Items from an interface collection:
◆ ◆ ◆ ◆ ◆ ◆ ◆

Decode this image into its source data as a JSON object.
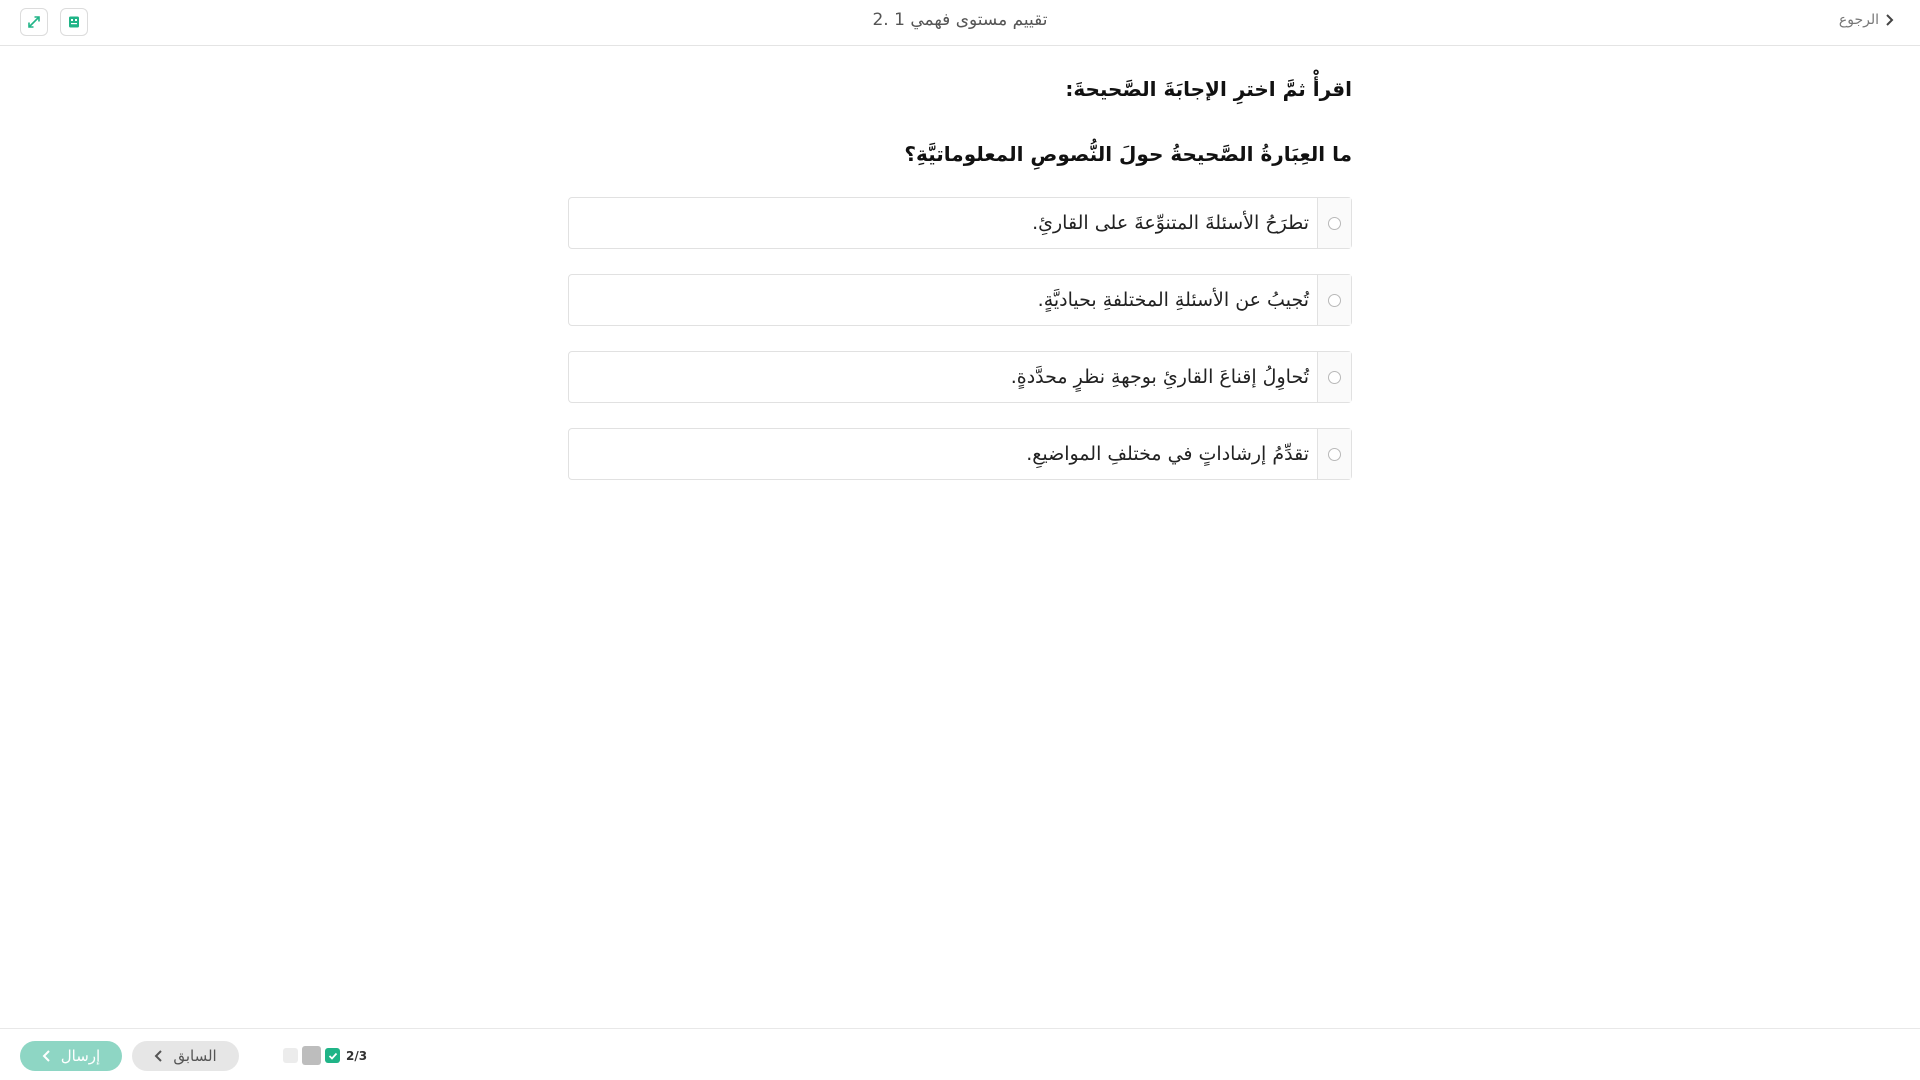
{
  "header": {
    "title": "2. تقييم مستوى فهمي 1",
    "back_label": "الرجوع"
  },
  "toolbar": {
    "expand_icon": "expand-arrows-icon",
    "doc_icon": "notebook-icon",
    "accent_color": "#20b487"
  },
  "main": {
    "instruction": "اقرأْ ثمَّ اخترِ الإجابَةَ الصَّحيحةَ:",
    "question": "ما العِبَارةُ الصَّحيحةُ حولَ النُّصوصِ المعلوماتيَّةِ؟",
    "options": [
      {
        "label": "تطرَحُ الأسئلةَ المتنوِّعةَ على القارئِ.",
        "selected": false
      },
      {
        "label": "تُجيبُ عن الأسئلةِ المختلفةِ بحياديَّةٍ.",
        "selected": false
      },
      {
        "label": "تُحاوِلُ إقناعَ القارئِ بوجهةِ نظرٍ محدَّدةٍ.",
        "selected": false
      },
      {
        "label": "تقدِّمُ إرشاداتٍ في مختلفِ المواضيعِ.",
        "selected": false
      }
    ]
  },
  "footer": {
    "submit_label": "إرسال",
    "prev_label": "السابق",
    "progress_label": "2/3",
    "progress": {
      "answered": 2,
      "total": 3
    }
  }
}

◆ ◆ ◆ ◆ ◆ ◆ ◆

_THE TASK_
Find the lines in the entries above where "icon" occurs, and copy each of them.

_SOLVED PROBLEM_
    "expand_icon": "expand-arrows-icon",
    "doc_icon": "notebook-icon",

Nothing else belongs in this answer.